TASK ITEM:
Would you reproduce the listing exactly, leaving nothing out?

DATA FOR REVIEW:
---+---

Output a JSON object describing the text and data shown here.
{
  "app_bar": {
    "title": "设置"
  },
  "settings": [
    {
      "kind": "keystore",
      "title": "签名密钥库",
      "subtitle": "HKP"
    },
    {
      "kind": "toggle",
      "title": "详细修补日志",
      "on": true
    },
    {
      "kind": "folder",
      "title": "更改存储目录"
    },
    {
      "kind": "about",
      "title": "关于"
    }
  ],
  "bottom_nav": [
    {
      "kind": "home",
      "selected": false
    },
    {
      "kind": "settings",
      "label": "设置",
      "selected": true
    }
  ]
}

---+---

RESULT OF THE TASK:
Output a JSON object describing the text and data shown here.
{
  "app_bar": {
    "title": "设置"
  },
  "settings": [
    {
      "kind": "keystore",
      "title": "签名密钥库",
      "subtitle": "HKP"
    },
    {
      "kind": "toggle",
      "title": "详细修补日志",
      "on": true
    },
    {
      "kind": "folder",
      "title": "更改存储目录"
    },
    {
      "kind": "about",
      "title": "关于"
    }
  ],
  "bottom_nav": [
    {
      "kind": "home",
      "selected": false
    },
    {
      "kind": "settings",
      "label": "设置",
      "selected": true
    }
  ]
}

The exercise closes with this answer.